▸ RECORDS TO USE
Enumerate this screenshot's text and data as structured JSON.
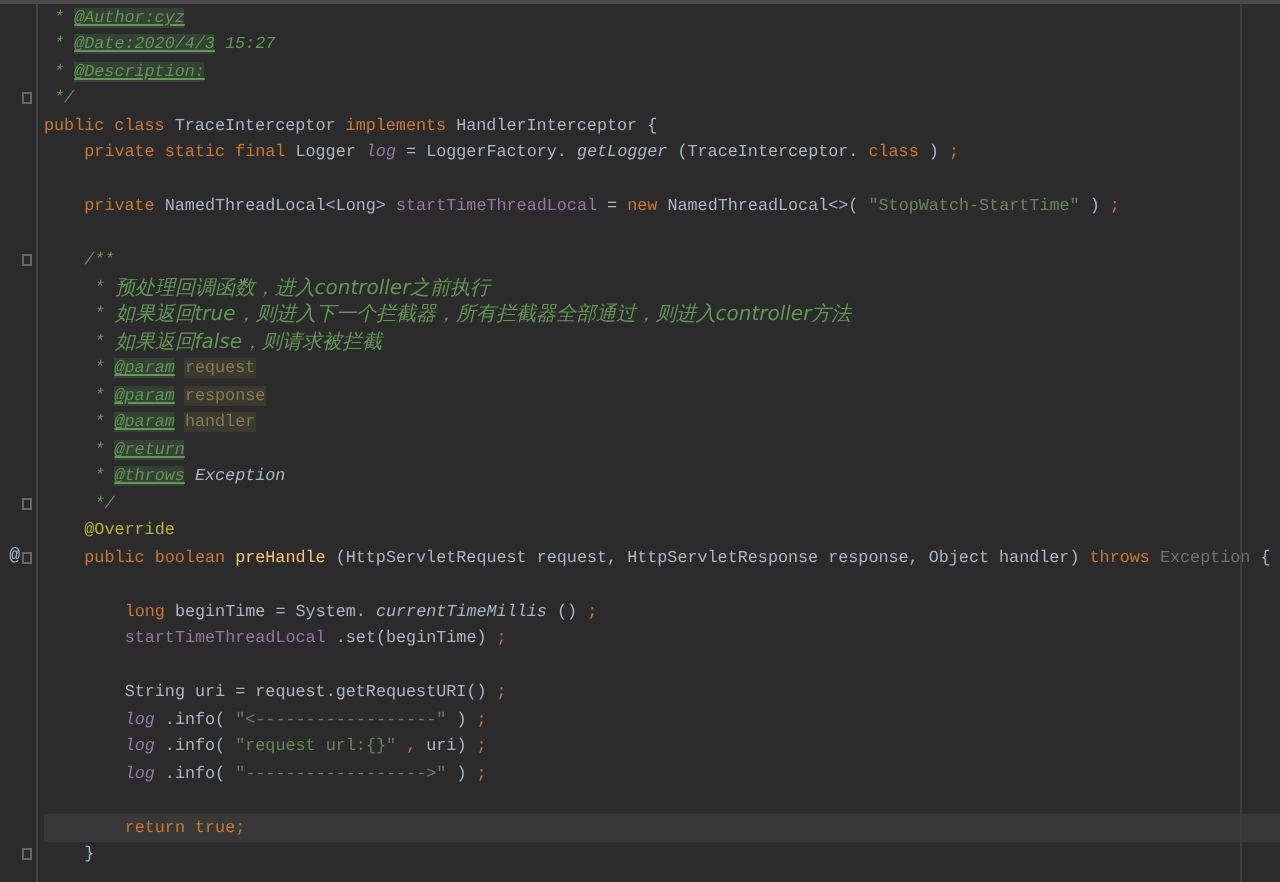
{
  "editor": {
    "lines": [
      {
        "fold": false,
        "selected": false,
        "tokens": [
          {
            "kind": "doccont",
            "text": "*"
          },
          {
            "kind": "doctag",
            "text": "@Author:cyz"
          }
        ]
      },
      {
        "fold": false,
        "selected": false,
        "tokens": [
          {
            "kind": "doccont",
            "text": "*"
          },
          {
            "kind": "doctag",
            "text": "@Date:2020/4/3"
          },
          {
            "kind": "doc",
            "text": "15:27"
          }
        ]
      },
      {
        "fold": false,
        "selected": false,
        "tokens": [
          {
            "kind": "doccont",
            "text": "*"
          },
          {
            "kind": "doctag",
            "text": "@Description:"
          }
        ]
      },
      {
        "fold": true,
        "selected": false,
        "tokens": [
          {
            "kind": "doccont",
            "text": "*/"
          }
        ]
      },
      {
        "fold": false,
        "selected": false,
        "tokens": [
          {
            "kind": "kw",
            "text": "public class"
          },
          {
            "kind": "plain",
            "text": "TraceInterceptor"
          },
          {
            "kind": "kw",
            "text": "implements"
          },
          {
            "kind": "plain",
            "text": "HandlerInterceptor {"
          }
        ],
        "children": [
          {
            "fold": false,
            "selected": false,
            "tokens": [
              {
                "kind": "kw",
                "text": "private static final"
              },
              {
                "kind": "plain",
                "text": "Logger"
              },
              {
                "kind": "sfield",
                "text": "log"
              },
              {
                "kind": "plain",
                "text": "= LoggerFactory."
              },
              {
                "kind": "scall",
                "text": "getLogger"
              },
              {
                "kind": "plain",
                "text": "(TraceInterceptor."
              },
              {
                "kind": "kw",
                "text": "class"
              },
              {
                "kind": "plain",
                "text": ")"
              },
              {
                "kind": "kw",
                "text": ";"
              }
            ]
          },
          {
            "fold": false,
            "selected": false
          },
          {
            "fold": false,
            "selected": false,
            "tokens": [
              {
                "kind": "kw",
                "text": "private"
              },
              {
                "kind": "plain",
                "text": "NamedThreadLocal<Long>"
              },
              {
                "kind": "field",
                "text": "startTimeThreadLocal"
              },
              {
                "kind": "plain",
                "text": "="
              },
              {
                "kind": "kw",
                "text": "new"
              },
              {
                "kind": "plain",
                "text": "NamedThreadLocal<>("
              },
              {
                "kind": "str",
                "text": "\"StopWatch-StartTime\""
              },
              {
                "kind": "plain",
                "text": ")"
              },
              {
                "kind": "kw",
                "text": ";"
              }
            ]
          },
          {
            "fold": false,
            "selected": false
          },
          {
            "fold": true,
            "selected": false,
            "tokens": [
              {
                "kind": "doc",
                "text": "/**"
              }
            ]
          },
          {
            "fold": false,
            "selected": false,
            "tokens": [
              {
                "kind": "doccont",
                "text": "*"
              },
              {
                "kind": "doctext",
                "text": "预处理回调函数，进入controller之前执行"
              }
            ]
          },
          {
            "fold": false,
            "selected": false,
            "tokens": [
              {
                "kind": "doccont",
                "text": "*"
              },
              {
                "kind": "doctext",
                "text": "如果返回true，则进入下一个拦截器，所有拦截器全部通过，则进入controller方法"
              }
            ]
          },
          {
            "fold": false,
            "selected": false,
            "tokens": [
              {
                "kind": "doccont",
                "text": "*"
              },
              {
                "kind": "doctext",
                "text": "如果返回false，则请求被拦截"
              }
            ]
          },
          {
            "fold": false,
            "selected": false,
            "tokens": [
              {
                "kind": "doccont",
                "text": "*"
              },
              {
                "kind": "doctag",
                "text": "@param"
              },
              {
                "kind": "docref",
                "text": "request"
              }
            ]
          },
          {
            "fold": false,
            "selected": false,
            "tokens": [
              {
                "kind": "doccont",
                "text": "*"
              },
              {
                "kind": "doctag",
                "text": "@param"
              },
              {
                "kind": "docref",
                "text": "response"
              }
            ]
          },
          {
            "fold": false,
            "selected": false,
            "tokens": [
              {
                "kind": "doccont",
                "text": "*"
              },
              {
                "kind": "doctag",
                "text": "@param"
              },
              {
                "kind": "docref",
                "text": "handler"
              }
            ]
          },
          {
            "fold": false,
            "selected": false,
            "tokens": [
              {
                "kind": "doccont",
                "text": "*"
              },
              {
                "kind": "doctag",
                "text": "@return"
              }
            ]
          },
          {
            "fold": false,
            "selected": false,
            "tokens": [
              {
                "kind": "doccont",
                "text": "*"
              },
              {
                "kind": "doctag",
                "text": "@throws"
              },
              {
                "kind": "doctype",
                "text": "Exception"
              }
            ]
          },
          {
            "fold": true,
            "selected": false,
            "tokens": [
              {
                "kind": "doccont",
                "text": "*/"
              }
            ]
          },
          {
            "fold": false,
            "selected": false,
            "tokens": [
              {
                "kind": "anno",
                "text": "@Override"
              }
            ]
          },
          {
            "gutter_mark": "@",
            "fold": true,
            "selected": false,
            "tokens": [
              {
                "kind": "kw",
                "text": "public boolean"
              },
              {
                "kind": "method",
                "text": "preHandle"
              },
              {
                "kind": "plain",
                "text": "(HttpServletRequest request, HttpServletResponse response, Object handler)"
              },
              {
                "kind": "kw",
                "text": "throws"
              },
              {
                "kind": "dim",
                "text": "Exception"
              },
              {
                "kind": "plain",
                "text": "{"
              }
            ],
            "children": [
              {
                "fold": false,
                "selected": false
              },
              {
                "fold": false,
                "selected": false,
                "tokens": [
                  {
                    "kind": "kw",
                    "text": "long"
                  },
                  {
                    "kind": "plain",
                    "text": "beginTime = System."
                  },
                  {
                    "kind": "scall",
                    "text": "currentTimeMillis"
                  },
                  {
                    "kind": "plain",
                    "text": "()"
                  },
                  {
                    "kind": "kw",
                    "text": ";"
                  }
                ]
              },
              {
                "fold": false,
                "selected": false,
                "tokens": [
                  {
                    "kind": "field",
                    "text": "startTimeThreadLocal"
                  },
                  {
                    "kind": "plain",
                    "text": ".set(beginTime)"
                  },
                  {
                    "kind": "kw",
                    "text": ";"
                  }
                ]
              },
              {
                "fold": false,
                "selected": false
              },
              {
                "fold": false,
                "selected": false,
                "tokens": [
                  {
                    "kind": "plain",
                    "text": "String uri = request.getRequestURI()"
                  },
                  {
                    "kind": "kw",
                    "text": ";"
                  }
                ]
              },
              {
                "fold": false,
                "selected": false,
                "tokens": [
                  {
                    "kind": "sfield",
                    "text": "log"
                  },
                  {
                    "kind": "plain",
                    "text": ".info("
                  },
                  {
                    "kind": "str",
                    "text": "\"<------------------\""
                  },
                  {
                    "kind": "plain",
                    "text": ")"
                  },
                  {
                    "kind": "kw",
                    "text": ";"
                  }
                ]
              },
              {
                "fold": false,
                "selected": false,
                "tokens": [
                  {
                    "kind": "sfield",
                    "text": "log"
                  },
                  {
                    "kind": "plain",
                    "text": ".info("
                  },
                  {
                    "kind": "str",
                    "text": "\"request url:{}\""
                  },
                  {
                    "kind": "kw",
                    "text": ","
                  },
                  {
                    "kind": "plain",
                    "text": "uri)"
                  },
                  {
                    "kind": "kw",
                    "text": ";"
                  }
                ]
              },
              {
                "fold": false,
                "selected": false,
                "tokens": [
                  {
                    "kind": "sfield",
                    "text": "log"
                  },
                  {
                    "kind": "plain",
                    "text": ".info("
                  },
                  {
                    "kind": "str",
                    "text": "\"------------------>\""
                  },
                  {
                    "kind": "plain",
                    "text": ")"
                  },
                  {
                    "kind": "kw",
                    "text": ";"
                  }
                ]
              },
              {
                "fold": false,
                "selected": false
              },
              {
                "fold": false,
                "selected": true,
                "tokens": [
                  {
                    "kind": "kw",
                    "text": "return true;"
                  }
                ]
              }
            ]
          },
          {
            "fold": true,
            "selected": false,
            "tokens": [
              {
                "kind": "plain",
                "text": "}"
              }
            ]
          }
        ]
      }
    ]
  }
}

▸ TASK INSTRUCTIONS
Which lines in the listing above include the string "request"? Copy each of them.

▸ WRITTEN REPLY
                "text": "request"
                "text": "(HttpServletRequest request, HttpServletResponse response, Object handler)"
                    "text": "String uri = request.getRequestURI()"
                    "text": "\"request url:{}\""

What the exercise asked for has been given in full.